David Altshuler - learning from the Vertex approach to drug discovery

Wednesday afternoon involved a poster session where more than 100 scientists had the chance to present their work to one another, followed by a keynote presentation from David Altshuler, who is the Chief Scientific Officer at Vertex Pharmaceuticals. He is an experienced researcher and pharmaceutical executive who spoke about his work developing drugs for various diseases.

David shared the timeline of discoveries in HD research, mentioning how far we’ve come from the 1980s when some researchers thought we could learn everything we need to know from mice. Slow progress isn’t unique to HD, it’s just really hard to make good medicines for human diseases! Despite tremendous advances, there is still so much we don’t know about human health and disease.

Making new drugs is also super expensive, and many drugs fail during clinical trials, costing time and money to companies and governments, whilst leaving patients waiting without effective treatments. 75% of new medicines fail, and on average it takes more than 12 years to make a drug. That said, David made a key point that it’s encouraging that we have many different technologies available now for the development of medicines. We see this in the HD field with splicing modulators, ASOs, gene therapies and other types of drugs which are all being tested in the clinic - most of these are fairly recent technologies.

As an example of how drug discovery can be successful, he notes Vertex’s efforts on Cystic Fibrosis. The factors that got them to multiple effective drugs are many of the things we already have in the HD field - care centers, natural history studies, and funding agencies that focus on moving research forward. He cited that after 25 years of Vertex working on Cystic Fibrosis, they now have multiple drugs, several of which they developed in just 3 years and can be used in patients as young as 1 month old.

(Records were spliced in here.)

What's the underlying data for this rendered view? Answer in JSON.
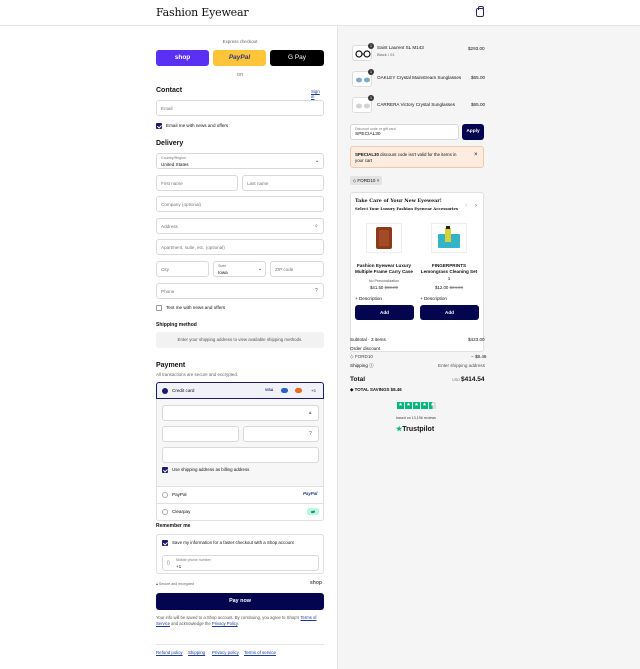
{
  "header": {
    "brand": "Fashion Eyewear"
  },
  "express": {
    "title": "Express checkout",
    "shop": "shop",
    "paypal": "PayPal",
    "gpay": "G Pay",
    "or": "OR"
  },
  "contact": {
    "title": "Contact",
    "signin": "Sign in",
    "email_placeholder": "Email",
    "newsletter": "Email me with news and offers"
  },
  "delivery": {
    "title": "Delivery",
    "country_label": "Country/Region",
    "country_value": "United States",
    "first": "First name",
    "last": "Last name",
    "company": "Company (optional)",
    "address": "Address",
    "apartment": "Apartment, suite, etc. (optional)",
    "city": "City",
    "state_label": "State",
    "state_value": "Iowa",
    "zip": "ZIP code",
    "phone": "Phone",
    "text_offers": "Text me with news and offers"
  },
  "shipping_method": {
    "title": "Shipping method",
    "note": "Enter your shipping address to view available shipping methods."
  },
  "payment": {
    "title": "Payment",
    "subtitle": "All transactions are secure and encrypted.",
    "credit_card": "Credit card",
    "cards": [
      "VISA",
      "MC",
      "MC",
      "+3"
    ],
    "billing_same": "Use shipping address as billing address",
    "paypal": "PayPal",
    "paypal_logo": "PayPal",
    "clearpay": "Clearpay"
  },
  "remember": {
    "title": "Remember me",
    "save_info": "Save my information for a faster checkout with a Shop account",
    "mobile_label": "Mobile phone number",
    "mobile_value": "+1",
    "secure": "Secure and encrypted",
    "shop": "shop"
  },
  "pay": {
    "label": "Pay now",
    "legal_1": "Your info will be saved to a Shop account. By continuing, you agree to Shop's",
    "tos": "Terms of Service",
    "legal_2": "and acknowledge the",
    "privacy": "Privacy Policy",
    "period": "."
  },
  "footer": {
    "links": [
      "Refund policy",
      "Shipping",
      "Privacy policy",
      "Terms of service"
    ]
  },
  "cart": {
    "items": [
      {
        "qty": "1",
        "name": "Saint Laurent SL M143",
        "variant": "Black / 01",
        "price": "$293.00"
      },
      {
        "qty": "1",
        "name": "OAKLEY Crystal Mainstream Sunglasses",
        "variant": "",
        "price": "$65.00"
      },
      {
        "qty": "1",
        "name": "CARRERA Victory Crystal Sunglasses",
        "variant": "",
        "price": "$65.00"
      }
    ],
    "discount_label": "Discount code or gift card",
    "discount_value": "SPECIAL30",
    "apply": "Apply",
    "warning_code": "SPECIAL30",
    "warning_text": "discount code isn't valid for the items in your cart",
    "applied_tag": "FORD10"
  },
  "upsell": {
    "title": "Take Care of Your New Eyewear!",
    "subtitle": "Select Your Luxury Fashion Eyewear Accessories",
    "products": [
      {
        "name": "Fashion Eyewear Luxury Multiple Frame Carry Case",
        "variant": "No Personalization",
        "price": "$41.50",
        "old": "$83.00",
        "desc": "Description",
        "add": "Add"
      },
      {
        "name": "FINGERPRINTS Lemongrass Cleaning Set",
        "variant": "1",
        "price": "$12.00",
        "old": "$24.00",
        "desc": "Description",
        "add": "Add"
      }
    ]
  },
  "summary": {
    "subtotal_label": "Subtotal · 3 items",
    "subtotal": "$423.00",
    "order_discount": "Order discount",
    "code": "FORD10",
    "code_amount": "− $8.46",
    "shipping_label": "Shipping",
    "shipping_value": "Enter shipping address",
    "total_label": "Total",
    "currency": "USD",
    "total": "$414.54",
    "savings_label": "TOTAL SAVINGS",
    "savings": "$8.46"
  },
  "trust": {
    "reviews": "based on 13,196 reviews",
    "brand": "Trustpilot",
    "rating": 4.5
  }
}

An important point David makes is that genetic therapies should not be the endpoint. These expensive and inaccessible therapies do not serve global patient populations. Vertex is committed to drug modalities which could treat many more people, such as a pill.

David ended with a strong message of hope by saying, “I know this group will find a cure for Huntington’s disease. I don’t know when, but I know you will.”

That’s all for Day 2! Stay tuned for research updates from the last day of the 2024 CHDI HD Therapeutics Conference.

Leora Fox works for the Huntington's Disease Society of America, which has relationships with pharmaceutical companies studying HD and has provided funding to researchers mentioned in this article. Sarah Hernandez is an employee of the Hereditary Disease Foundation, which has provided or is providing funding to researchers mentioned in this article. For more information about our disclosure policy see our FAQ...